If your fund uses the segregated basis to calculate its exempt income two options are available. One option is to have the fund treated as a segregated fund for the whole year or have it treated as a segregated fund and then use the proportional basis some time after 9 November 2016. Unlike funds that use the proportional basis, the fund can reset the cost base at any time from the November 2016 start date to 30 June 2017 on those assets being transferred from pension phase to accumulation phase. As part of this transaction, the pensions will need to be commuted so that the amount of the commutation is equal to the value of the investments transferred. You may find this is a little more technical than if the proportional basis is used. However, it is possible that using the segregated basis can wipe out any capital gain on investments transferred from pension phase to accumulation phase.

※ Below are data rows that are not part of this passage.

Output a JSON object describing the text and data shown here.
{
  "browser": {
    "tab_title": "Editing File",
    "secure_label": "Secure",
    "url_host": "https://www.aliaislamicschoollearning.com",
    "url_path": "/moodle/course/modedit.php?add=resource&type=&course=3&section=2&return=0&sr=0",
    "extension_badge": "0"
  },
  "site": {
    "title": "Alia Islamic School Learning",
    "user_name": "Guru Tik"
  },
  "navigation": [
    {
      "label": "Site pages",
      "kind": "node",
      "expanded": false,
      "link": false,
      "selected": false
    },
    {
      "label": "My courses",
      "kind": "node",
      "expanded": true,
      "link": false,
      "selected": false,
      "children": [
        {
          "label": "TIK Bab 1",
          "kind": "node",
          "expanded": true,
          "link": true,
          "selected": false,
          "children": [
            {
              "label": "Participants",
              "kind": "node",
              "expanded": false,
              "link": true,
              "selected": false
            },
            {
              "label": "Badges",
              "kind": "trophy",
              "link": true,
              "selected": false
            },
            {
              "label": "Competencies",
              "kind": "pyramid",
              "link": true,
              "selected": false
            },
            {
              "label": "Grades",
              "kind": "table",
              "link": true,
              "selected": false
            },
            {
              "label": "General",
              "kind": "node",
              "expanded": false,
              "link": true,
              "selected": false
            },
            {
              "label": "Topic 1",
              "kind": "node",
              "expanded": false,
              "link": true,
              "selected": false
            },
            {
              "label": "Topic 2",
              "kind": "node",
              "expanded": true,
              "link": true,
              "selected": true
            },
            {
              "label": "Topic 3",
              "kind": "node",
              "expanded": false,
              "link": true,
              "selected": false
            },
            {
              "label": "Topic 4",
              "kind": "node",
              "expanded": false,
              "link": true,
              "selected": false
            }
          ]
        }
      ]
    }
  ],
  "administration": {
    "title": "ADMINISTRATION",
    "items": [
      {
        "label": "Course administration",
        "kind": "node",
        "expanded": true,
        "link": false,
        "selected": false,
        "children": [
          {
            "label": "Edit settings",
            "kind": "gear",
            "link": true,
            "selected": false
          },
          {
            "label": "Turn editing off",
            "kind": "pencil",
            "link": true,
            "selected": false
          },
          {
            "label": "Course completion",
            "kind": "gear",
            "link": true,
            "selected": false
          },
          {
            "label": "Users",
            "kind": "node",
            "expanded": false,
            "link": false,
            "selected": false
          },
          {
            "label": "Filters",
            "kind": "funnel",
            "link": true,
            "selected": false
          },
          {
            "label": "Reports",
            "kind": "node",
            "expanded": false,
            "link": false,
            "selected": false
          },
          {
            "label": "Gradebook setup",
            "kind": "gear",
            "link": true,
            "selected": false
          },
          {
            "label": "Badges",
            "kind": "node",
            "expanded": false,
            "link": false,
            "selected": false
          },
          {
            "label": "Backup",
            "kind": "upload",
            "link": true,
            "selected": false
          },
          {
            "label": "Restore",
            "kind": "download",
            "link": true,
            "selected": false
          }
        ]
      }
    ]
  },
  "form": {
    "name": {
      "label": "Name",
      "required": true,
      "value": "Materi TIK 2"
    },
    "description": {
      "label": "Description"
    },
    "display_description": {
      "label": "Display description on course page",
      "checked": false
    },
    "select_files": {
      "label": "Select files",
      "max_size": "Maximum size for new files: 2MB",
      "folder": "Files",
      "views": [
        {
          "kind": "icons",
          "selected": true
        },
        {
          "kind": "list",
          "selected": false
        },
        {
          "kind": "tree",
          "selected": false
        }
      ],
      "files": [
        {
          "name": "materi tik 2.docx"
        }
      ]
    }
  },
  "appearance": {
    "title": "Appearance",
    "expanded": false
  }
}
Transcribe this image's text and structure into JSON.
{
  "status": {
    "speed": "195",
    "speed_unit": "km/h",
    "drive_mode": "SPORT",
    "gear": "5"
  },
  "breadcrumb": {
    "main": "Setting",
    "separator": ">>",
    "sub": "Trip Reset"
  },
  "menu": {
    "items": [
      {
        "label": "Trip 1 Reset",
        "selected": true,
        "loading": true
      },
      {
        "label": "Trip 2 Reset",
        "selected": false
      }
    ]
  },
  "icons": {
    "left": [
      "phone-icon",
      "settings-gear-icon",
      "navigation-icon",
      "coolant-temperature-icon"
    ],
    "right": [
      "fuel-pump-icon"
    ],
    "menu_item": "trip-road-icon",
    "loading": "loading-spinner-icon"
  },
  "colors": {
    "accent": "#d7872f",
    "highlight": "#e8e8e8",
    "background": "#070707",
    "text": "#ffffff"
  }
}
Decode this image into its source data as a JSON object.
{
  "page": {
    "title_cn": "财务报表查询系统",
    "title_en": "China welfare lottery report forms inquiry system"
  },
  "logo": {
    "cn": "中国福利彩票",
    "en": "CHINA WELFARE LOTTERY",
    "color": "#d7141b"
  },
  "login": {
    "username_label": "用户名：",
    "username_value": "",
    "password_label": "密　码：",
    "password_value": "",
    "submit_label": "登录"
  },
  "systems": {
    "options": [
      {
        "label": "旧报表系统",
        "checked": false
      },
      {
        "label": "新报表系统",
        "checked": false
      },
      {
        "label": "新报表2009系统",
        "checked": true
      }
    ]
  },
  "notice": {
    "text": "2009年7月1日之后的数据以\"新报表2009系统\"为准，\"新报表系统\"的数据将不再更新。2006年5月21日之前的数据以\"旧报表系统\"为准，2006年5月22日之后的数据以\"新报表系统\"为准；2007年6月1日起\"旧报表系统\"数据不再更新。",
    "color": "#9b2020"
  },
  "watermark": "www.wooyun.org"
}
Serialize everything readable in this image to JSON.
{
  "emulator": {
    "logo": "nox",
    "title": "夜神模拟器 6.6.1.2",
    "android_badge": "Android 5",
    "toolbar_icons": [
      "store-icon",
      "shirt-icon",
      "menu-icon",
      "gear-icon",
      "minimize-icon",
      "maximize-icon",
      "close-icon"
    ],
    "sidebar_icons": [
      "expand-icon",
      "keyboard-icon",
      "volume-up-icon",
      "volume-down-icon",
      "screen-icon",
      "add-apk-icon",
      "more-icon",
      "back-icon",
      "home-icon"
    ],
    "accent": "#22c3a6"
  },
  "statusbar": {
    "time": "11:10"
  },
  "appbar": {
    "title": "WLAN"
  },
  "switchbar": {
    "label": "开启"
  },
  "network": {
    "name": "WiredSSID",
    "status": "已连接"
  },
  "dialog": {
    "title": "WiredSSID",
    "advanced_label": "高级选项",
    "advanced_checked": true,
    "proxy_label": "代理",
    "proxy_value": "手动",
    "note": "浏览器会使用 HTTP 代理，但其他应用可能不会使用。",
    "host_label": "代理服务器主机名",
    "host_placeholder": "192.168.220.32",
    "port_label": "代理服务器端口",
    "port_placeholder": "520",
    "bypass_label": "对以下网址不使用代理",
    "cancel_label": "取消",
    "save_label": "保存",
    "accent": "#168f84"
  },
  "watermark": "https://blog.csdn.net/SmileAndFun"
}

Many SMSF fund trustees whose fund used the segregated basis in November 2016 have decided to reset the CGT cost base on 30 June 2017 for investments moving from pension to accumulation phase. This can maximise the tax advantages where the fund commences using the proportional basis as late as possible.
A less common technique with segregated funds is to reset the CGT cost base when the investment is at its highest market value during the November/June period or after the last income distribution for the investment has been made for the 2016/17 year. This can reduce the amount of tax the fund pays but it can be quite complex because it may involve many transfers of investments on different dates as well as commuting the relevant pension(s) every time an investment is transferred from pension phase to accumulation phase.
Things to consider for your fund when resetting the CGT cost base is the proportion of the fund that is in pension and accumulation phase for the 2016/17 financial year and what you expect the proportion to be when the relevant investments are sold in future. As a general rule if the tax exempt proportion of the fund is expected to be greater in future then you may find resetting the cost base may result in more tax payable than if you had not reset the cost base. However, if it is expected that the tax exempt proportion will be lower in future then resetting the cost base under the rules may result in a better tax outcome.
By resetting the cost base of eligible investments, the one third discount that applies to investments held for more than 12 months will recommence from the date of the reset. Don’t forget that fund investments that are bought or sold during the period 9 November 2016 until 30 June 2017 will not qualify for CGT cost base reset.
Any election to reset the CGT cost base must be made prior to the time the fund is required to lodge its tax and regulatory return for the 2016/17 financial year on 2 July 2018. Any election, once made, is irrevocable, is set in concrete and cannot be reversed. The ATO have clearly stated their position the election can’t be changed after the fund’s return has been lodged.
As you can see there are a number of options, some easy, some complex, which may apply in the circumstances of your fund. Obtaining advice will help to ensure resetting the cost base doesn’t end up as a pair of concrete boots for the fund and its members.